“First and foremost, as a creative company, we're focused on great storytelling across the business,” he said.

“Secondly, and at the crux of the changes in our industry, we have to make sure those stories get to our customers in the most effective and compelling way possible,” he added.

“Thirdly, we recognize and we relish our position as a global company with diverse and deep assets across the globe. We'll continue to focus on selective, deep growth in markets that really matter,” he concluded.

There are some things that will be worked on right away. “Looking forward over those next 12 months, our main focus will be on execution, particularly in the areas of creative excellence, digital, video and advertising capabilities, and channel distribution,” he said.

But those 12 months won't be easy.

The company also announced it was lowering its guidance for 2016 earnings to mid-single digit growth.

"Fiscal 2016 is projected to be a year of continuing strong growth at our cable segment challenging comparisons at our film segment due to the timing of major releases and a continuation of the programming and marketing initiatives in support of ratings recovery at the television segment,” said CFO John Nallen.
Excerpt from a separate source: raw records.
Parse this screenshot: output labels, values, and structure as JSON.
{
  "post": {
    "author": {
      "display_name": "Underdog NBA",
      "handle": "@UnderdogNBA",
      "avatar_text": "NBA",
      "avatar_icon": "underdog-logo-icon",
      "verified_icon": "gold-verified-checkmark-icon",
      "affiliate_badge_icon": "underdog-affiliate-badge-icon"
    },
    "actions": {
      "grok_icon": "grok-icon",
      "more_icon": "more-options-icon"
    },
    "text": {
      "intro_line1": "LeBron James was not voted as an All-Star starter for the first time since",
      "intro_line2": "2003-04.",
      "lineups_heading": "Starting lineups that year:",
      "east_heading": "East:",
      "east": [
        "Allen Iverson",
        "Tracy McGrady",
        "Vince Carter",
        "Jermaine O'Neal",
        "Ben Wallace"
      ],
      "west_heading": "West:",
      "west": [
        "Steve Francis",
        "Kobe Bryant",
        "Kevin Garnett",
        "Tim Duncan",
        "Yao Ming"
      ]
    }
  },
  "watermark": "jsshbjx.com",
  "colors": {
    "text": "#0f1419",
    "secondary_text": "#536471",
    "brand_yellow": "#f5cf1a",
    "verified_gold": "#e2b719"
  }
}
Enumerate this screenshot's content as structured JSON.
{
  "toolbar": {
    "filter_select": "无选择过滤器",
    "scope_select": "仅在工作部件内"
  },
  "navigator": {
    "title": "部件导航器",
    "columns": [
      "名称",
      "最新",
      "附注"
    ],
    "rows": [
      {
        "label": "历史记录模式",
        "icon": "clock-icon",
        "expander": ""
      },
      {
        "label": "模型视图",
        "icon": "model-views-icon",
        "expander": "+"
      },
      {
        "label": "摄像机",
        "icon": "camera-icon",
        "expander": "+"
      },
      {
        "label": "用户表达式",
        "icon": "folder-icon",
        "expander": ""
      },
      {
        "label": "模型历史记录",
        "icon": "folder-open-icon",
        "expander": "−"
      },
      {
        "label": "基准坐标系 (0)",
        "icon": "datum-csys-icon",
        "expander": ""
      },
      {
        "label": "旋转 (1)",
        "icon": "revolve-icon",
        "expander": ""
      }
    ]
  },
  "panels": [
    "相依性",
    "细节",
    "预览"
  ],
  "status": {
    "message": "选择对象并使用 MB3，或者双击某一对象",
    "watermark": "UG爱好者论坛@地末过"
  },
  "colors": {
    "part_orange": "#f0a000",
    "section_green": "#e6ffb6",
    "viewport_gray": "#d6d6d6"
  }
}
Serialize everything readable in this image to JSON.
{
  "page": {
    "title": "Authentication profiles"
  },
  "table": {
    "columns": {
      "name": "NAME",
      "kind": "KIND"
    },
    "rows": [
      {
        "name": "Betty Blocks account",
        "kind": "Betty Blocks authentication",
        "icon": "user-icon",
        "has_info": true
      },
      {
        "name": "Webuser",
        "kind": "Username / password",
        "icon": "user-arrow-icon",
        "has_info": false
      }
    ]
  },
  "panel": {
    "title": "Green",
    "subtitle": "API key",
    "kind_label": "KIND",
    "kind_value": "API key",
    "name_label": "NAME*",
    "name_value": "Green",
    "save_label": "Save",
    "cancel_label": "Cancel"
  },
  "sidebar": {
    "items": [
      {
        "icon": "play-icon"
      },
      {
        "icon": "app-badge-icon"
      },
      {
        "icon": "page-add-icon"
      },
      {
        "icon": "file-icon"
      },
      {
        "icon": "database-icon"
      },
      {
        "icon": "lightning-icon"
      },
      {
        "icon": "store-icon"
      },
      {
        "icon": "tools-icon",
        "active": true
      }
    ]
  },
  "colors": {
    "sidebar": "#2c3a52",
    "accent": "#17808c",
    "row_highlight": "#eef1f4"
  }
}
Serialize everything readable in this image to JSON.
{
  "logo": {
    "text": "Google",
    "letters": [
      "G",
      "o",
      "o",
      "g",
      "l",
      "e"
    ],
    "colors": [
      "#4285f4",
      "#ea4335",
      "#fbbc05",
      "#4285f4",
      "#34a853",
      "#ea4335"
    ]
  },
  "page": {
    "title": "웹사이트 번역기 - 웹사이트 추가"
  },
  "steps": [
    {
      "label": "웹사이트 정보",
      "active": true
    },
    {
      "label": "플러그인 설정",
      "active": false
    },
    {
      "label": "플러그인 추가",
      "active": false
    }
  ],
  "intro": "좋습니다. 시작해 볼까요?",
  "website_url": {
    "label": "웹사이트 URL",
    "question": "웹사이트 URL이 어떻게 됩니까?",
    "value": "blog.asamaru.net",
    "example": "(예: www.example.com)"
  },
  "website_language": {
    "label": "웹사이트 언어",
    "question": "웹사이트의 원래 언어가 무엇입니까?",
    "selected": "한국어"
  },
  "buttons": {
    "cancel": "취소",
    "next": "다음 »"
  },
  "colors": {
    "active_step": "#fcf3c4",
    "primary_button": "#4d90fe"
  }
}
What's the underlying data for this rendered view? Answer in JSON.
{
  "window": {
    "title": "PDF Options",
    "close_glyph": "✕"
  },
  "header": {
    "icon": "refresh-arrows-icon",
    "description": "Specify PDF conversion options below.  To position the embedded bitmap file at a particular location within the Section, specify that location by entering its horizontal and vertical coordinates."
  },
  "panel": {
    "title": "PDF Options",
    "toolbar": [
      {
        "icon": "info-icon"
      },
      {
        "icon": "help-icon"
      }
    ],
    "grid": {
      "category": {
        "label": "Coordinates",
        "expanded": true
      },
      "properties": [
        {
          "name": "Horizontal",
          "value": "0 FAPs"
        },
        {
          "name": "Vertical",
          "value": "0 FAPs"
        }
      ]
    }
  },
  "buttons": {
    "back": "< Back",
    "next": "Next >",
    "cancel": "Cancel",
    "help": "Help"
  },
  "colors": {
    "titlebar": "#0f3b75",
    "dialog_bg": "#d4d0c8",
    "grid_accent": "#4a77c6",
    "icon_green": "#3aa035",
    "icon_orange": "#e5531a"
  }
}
Nallen said 21st Century Fox’s cable segment will lead the fiscal 2016 growth, driven by low double-digit affiliate fee increases led by the U.S. “As we've commented on previously, our rate of expense growth will moderate in fiscal 2016 to about half the high teens rate experienced in the previous two fiscal years,” he said.

“Turning to the television segment, we're expecting a double-digit increase in retransmission consent revenues, while ad revenues are expected to be in line with fiscal 2015. Expenses are anticipated to increase in the mid-single digit range, led by planned increases in our national sports contracts and by slightly higher marketing investments at the Fox Network to support new series. As a result, we expect overall television EBITDA to be essentially flat with fiscal 2014," he said.

“So as we roll it all up and based on all the assumptions inherent in our projections, we are anticipating total company segment EBITDA percentage growth rate for fiscal 2016 to be in the mid-single digit range above the $6.49 billion base level for fiscal 2015," he said.

Nallen noted that six months ago, the company said it expected earnings to be higher, in the mid-$7 billion range. “The primary factors causing this change have been noted publicly, including headwinds from foreign exchange and film releasing timing, further sports and digital investments in India to support long-term growth and an updated view of the ad markets,” he said.